- **Entries from a dataset of interfaces**
============

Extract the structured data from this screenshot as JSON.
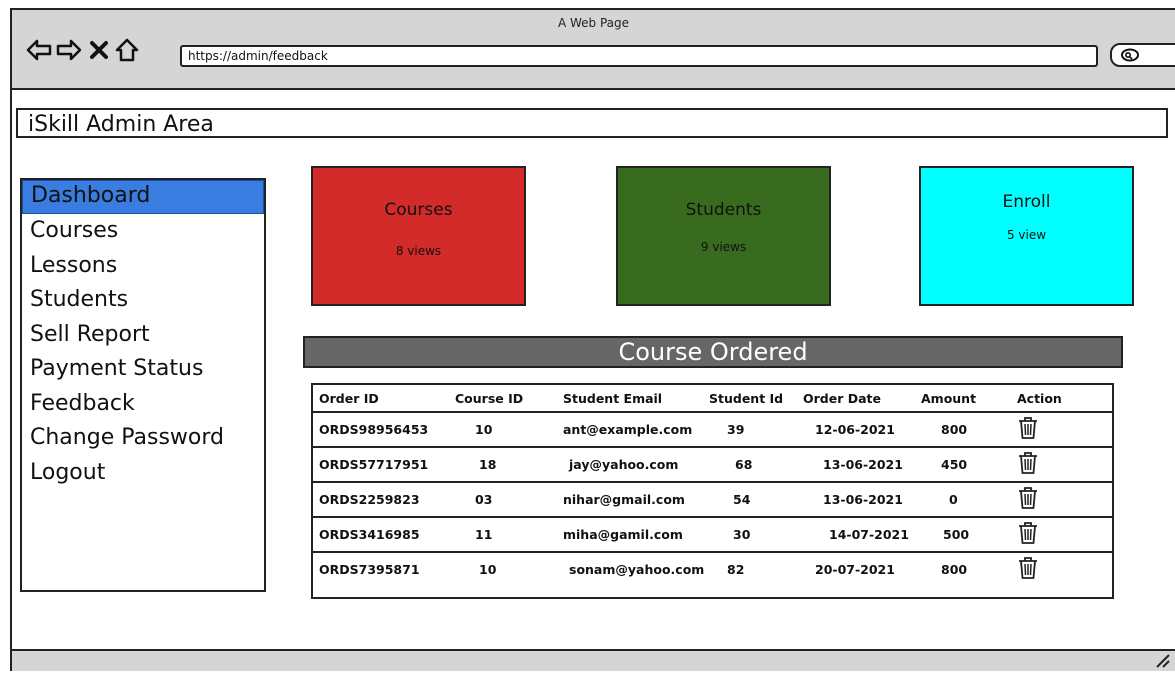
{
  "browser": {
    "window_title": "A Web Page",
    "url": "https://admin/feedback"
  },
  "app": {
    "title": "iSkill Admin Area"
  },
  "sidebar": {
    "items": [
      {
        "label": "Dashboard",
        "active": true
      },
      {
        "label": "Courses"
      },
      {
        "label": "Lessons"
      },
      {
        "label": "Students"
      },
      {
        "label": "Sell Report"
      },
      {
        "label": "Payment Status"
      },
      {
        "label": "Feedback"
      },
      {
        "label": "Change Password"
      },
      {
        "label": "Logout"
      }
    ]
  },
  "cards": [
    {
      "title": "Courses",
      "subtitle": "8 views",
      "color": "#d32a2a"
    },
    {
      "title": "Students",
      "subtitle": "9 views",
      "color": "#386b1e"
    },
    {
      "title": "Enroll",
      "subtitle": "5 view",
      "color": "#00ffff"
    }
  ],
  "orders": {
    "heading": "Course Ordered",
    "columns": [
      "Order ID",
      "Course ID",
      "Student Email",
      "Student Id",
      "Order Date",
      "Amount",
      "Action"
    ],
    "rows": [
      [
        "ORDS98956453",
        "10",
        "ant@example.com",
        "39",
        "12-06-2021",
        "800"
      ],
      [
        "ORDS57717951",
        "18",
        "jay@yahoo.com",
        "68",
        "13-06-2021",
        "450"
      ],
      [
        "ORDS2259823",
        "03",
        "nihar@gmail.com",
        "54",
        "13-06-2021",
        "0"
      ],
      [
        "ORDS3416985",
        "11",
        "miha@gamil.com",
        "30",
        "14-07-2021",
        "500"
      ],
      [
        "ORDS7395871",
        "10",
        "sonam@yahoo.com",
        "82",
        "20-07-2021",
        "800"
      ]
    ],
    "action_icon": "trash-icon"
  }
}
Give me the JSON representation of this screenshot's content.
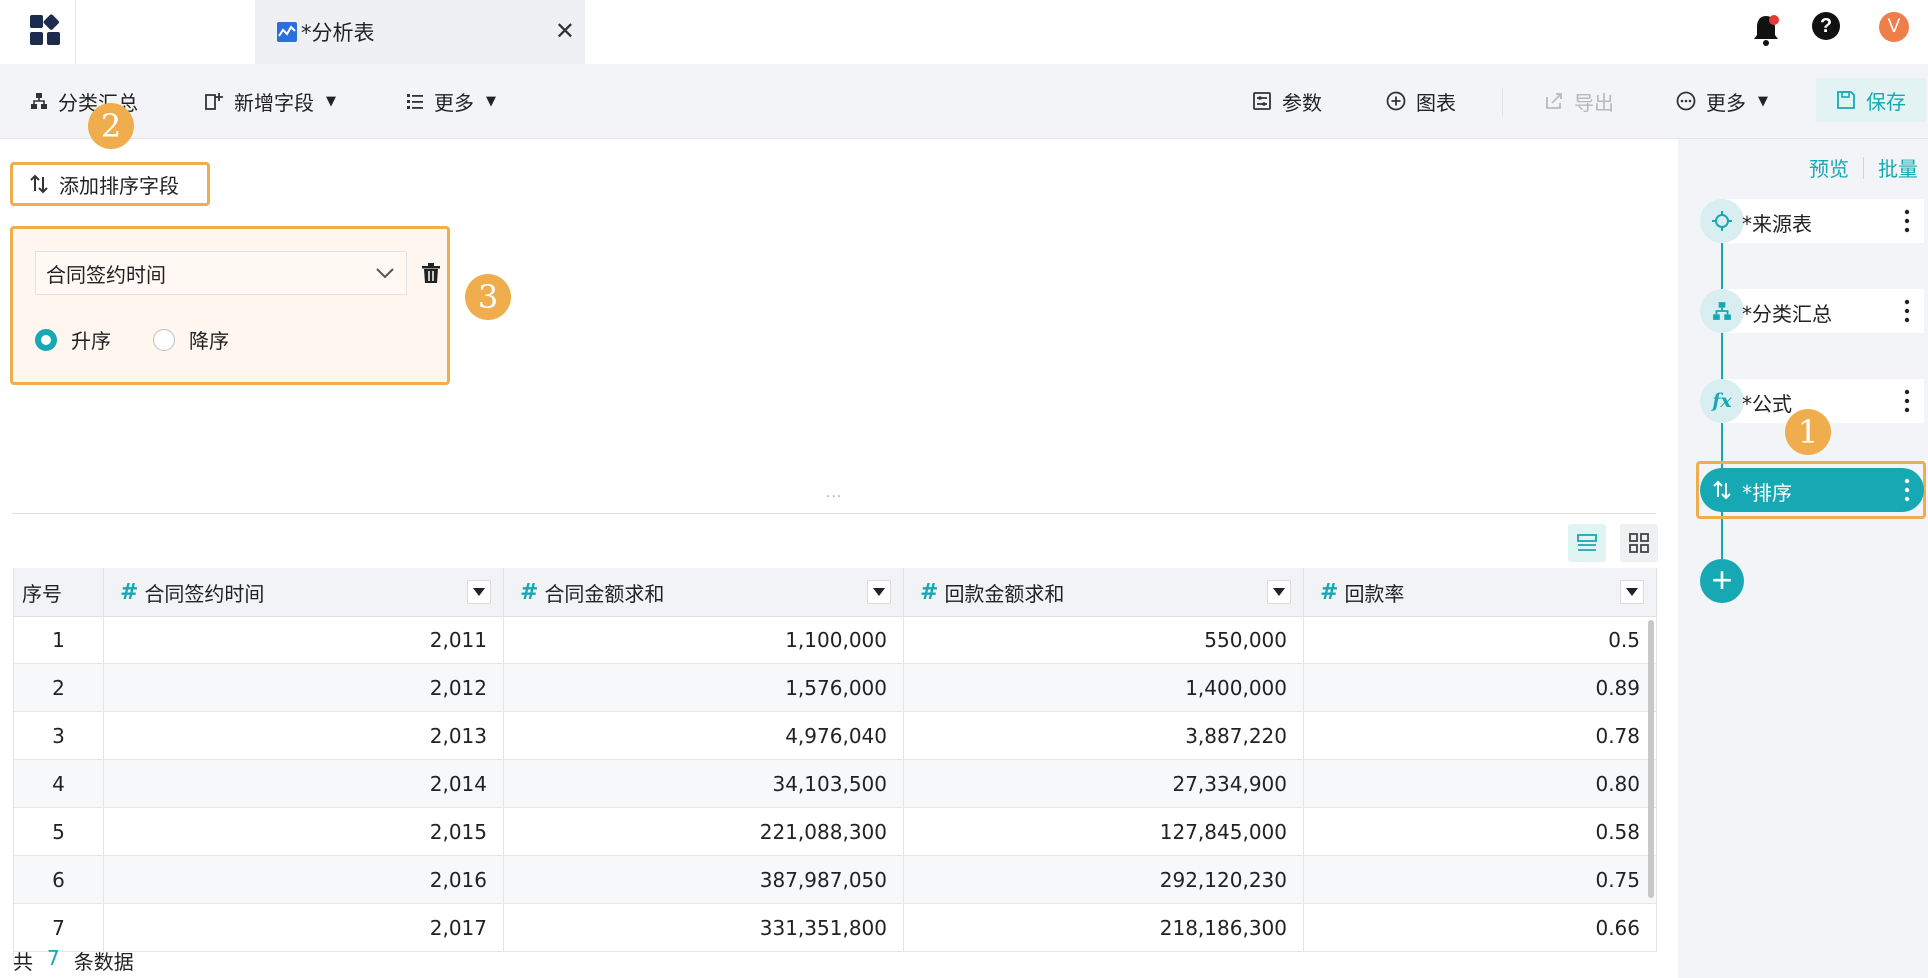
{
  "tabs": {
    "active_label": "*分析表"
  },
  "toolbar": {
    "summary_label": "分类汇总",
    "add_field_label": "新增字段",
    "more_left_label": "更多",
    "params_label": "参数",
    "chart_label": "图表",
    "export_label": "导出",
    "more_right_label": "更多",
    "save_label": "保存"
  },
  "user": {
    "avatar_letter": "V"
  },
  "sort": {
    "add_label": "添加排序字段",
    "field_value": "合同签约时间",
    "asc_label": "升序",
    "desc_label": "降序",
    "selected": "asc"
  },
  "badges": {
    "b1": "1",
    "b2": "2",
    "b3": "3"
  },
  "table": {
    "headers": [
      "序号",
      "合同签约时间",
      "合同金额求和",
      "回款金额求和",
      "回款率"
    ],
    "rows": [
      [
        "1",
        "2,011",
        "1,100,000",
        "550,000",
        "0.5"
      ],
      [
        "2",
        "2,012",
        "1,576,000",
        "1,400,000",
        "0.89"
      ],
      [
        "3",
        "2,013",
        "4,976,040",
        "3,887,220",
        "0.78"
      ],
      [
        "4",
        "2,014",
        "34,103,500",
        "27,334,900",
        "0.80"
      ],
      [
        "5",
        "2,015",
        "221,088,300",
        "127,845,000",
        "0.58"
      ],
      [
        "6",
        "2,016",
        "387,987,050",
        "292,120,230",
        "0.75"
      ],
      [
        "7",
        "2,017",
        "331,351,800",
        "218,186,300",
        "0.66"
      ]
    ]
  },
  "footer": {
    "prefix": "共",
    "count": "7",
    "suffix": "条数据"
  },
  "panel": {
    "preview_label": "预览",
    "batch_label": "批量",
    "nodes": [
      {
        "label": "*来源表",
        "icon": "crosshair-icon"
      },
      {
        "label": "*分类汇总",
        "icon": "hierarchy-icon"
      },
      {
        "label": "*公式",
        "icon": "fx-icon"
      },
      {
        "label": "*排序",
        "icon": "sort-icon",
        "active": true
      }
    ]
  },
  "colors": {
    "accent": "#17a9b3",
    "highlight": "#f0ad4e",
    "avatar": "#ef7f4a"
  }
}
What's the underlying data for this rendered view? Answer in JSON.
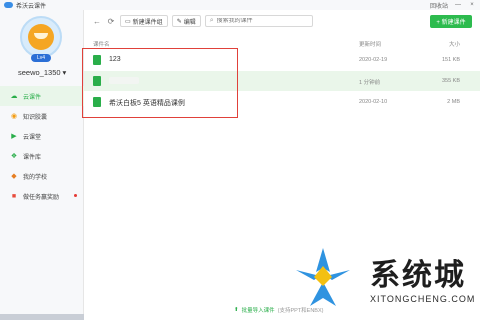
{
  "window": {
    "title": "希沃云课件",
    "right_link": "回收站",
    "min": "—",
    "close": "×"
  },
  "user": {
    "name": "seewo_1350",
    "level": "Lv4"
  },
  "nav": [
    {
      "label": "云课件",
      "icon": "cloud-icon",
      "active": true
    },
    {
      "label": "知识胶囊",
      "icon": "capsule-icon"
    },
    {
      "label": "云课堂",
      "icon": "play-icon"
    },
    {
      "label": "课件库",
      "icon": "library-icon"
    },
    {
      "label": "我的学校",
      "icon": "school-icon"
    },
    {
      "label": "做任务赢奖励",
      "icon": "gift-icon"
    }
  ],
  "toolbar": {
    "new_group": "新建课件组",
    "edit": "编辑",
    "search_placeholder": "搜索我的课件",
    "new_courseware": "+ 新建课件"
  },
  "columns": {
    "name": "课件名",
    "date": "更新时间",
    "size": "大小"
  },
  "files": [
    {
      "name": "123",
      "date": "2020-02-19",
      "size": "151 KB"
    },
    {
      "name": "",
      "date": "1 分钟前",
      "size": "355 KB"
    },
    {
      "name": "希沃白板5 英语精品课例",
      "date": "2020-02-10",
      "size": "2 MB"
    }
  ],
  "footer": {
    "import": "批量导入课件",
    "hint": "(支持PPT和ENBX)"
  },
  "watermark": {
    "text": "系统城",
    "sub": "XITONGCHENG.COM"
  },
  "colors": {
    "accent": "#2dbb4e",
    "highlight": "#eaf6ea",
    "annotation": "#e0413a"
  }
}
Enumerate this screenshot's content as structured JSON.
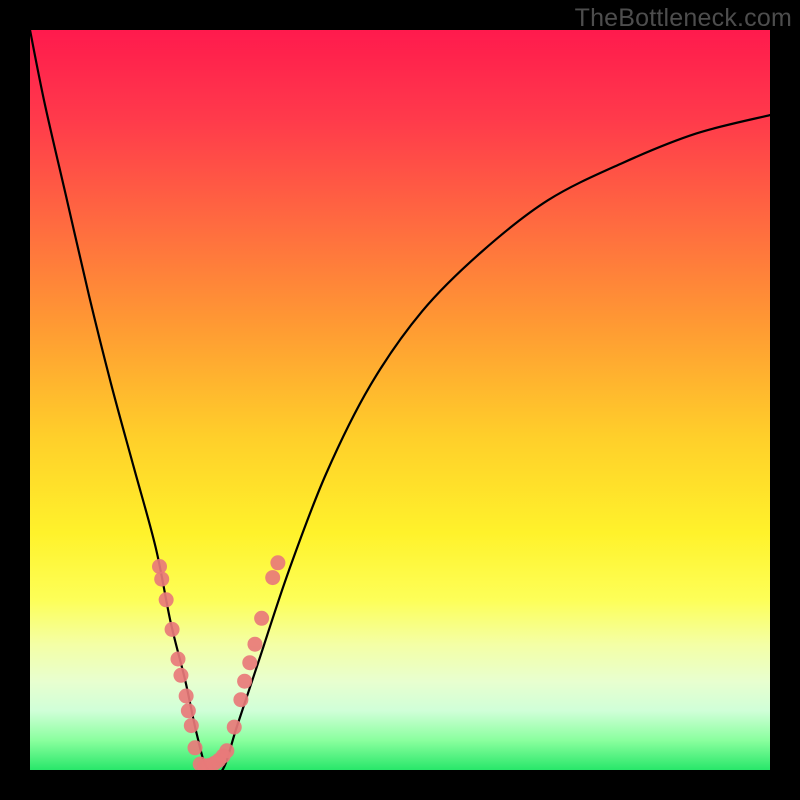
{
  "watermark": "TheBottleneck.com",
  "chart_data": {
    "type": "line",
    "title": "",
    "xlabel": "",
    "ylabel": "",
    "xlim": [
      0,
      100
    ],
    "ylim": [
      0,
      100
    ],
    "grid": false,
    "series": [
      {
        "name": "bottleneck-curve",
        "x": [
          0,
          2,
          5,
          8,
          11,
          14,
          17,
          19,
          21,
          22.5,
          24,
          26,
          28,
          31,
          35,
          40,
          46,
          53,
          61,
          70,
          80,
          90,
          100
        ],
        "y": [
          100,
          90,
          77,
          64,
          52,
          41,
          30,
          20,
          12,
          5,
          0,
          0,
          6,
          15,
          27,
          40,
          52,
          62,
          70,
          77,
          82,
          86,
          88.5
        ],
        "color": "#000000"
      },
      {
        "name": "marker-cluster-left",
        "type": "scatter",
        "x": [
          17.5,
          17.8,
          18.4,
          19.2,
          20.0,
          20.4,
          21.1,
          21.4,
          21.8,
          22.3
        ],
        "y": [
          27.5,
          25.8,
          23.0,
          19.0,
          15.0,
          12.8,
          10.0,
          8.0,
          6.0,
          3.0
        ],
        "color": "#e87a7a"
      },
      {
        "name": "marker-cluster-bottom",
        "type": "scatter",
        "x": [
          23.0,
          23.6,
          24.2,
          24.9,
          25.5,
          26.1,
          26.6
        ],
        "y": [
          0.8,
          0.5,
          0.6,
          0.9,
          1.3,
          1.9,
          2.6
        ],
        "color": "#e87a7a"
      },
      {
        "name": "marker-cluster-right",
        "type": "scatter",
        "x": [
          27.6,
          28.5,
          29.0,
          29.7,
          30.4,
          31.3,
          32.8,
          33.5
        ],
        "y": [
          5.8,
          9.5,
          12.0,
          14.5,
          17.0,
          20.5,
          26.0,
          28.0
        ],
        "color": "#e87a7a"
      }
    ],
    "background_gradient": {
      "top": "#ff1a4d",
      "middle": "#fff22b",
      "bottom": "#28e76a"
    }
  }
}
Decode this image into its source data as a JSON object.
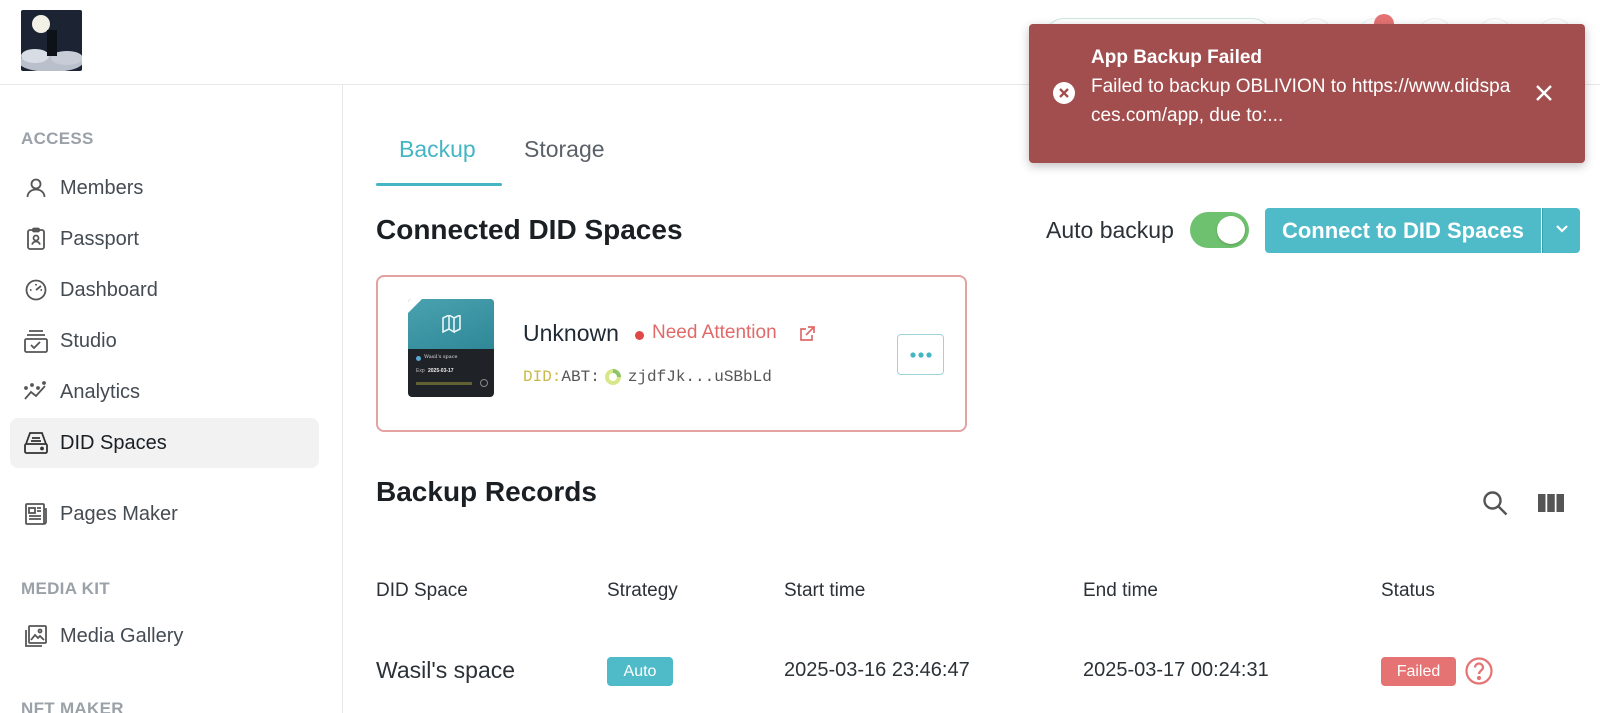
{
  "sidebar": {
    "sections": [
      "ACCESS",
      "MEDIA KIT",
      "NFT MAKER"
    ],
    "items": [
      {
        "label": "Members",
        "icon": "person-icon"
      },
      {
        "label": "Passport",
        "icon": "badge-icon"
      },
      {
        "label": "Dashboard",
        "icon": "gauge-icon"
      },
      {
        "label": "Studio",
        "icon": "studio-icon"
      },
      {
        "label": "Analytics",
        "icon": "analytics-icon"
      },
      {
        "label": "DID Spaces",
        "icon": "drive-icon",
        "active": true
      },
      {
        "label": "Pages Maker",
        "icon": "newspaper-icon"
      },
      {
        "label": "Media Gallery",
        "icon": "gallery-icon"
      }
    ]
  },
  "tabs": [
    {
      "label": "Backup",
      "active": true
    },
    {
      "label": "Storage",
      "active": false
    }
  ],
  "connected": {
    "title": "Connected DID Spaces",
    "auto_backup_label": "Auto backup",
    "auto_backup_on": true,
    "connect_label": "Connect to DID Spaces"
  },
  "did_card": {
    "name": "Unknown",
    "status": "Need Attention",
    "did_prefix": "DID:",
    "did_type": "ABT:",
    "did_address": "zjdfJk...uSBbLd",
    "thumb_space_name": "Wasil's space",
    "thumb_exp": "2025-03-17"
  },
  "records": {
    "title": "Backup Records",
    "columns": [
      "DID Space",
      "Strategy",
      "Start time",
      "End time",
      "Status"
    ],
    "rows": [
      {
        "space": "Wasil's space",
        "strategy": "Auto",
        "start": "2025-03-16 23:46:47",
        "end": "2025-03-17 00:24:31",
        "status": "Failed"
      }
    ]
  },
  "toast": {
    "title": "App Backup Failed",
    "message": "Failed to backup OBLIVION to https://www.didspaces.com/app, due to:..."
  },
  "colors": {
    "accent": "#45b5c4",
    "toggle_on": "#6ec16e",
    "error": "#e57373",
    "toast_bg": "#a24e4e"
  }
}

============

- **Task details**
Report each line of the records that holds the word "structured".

- **Output for this task**
Extract the structured data from this screenshot as JSON.
Enumerate this screenshot's content as structured JSON.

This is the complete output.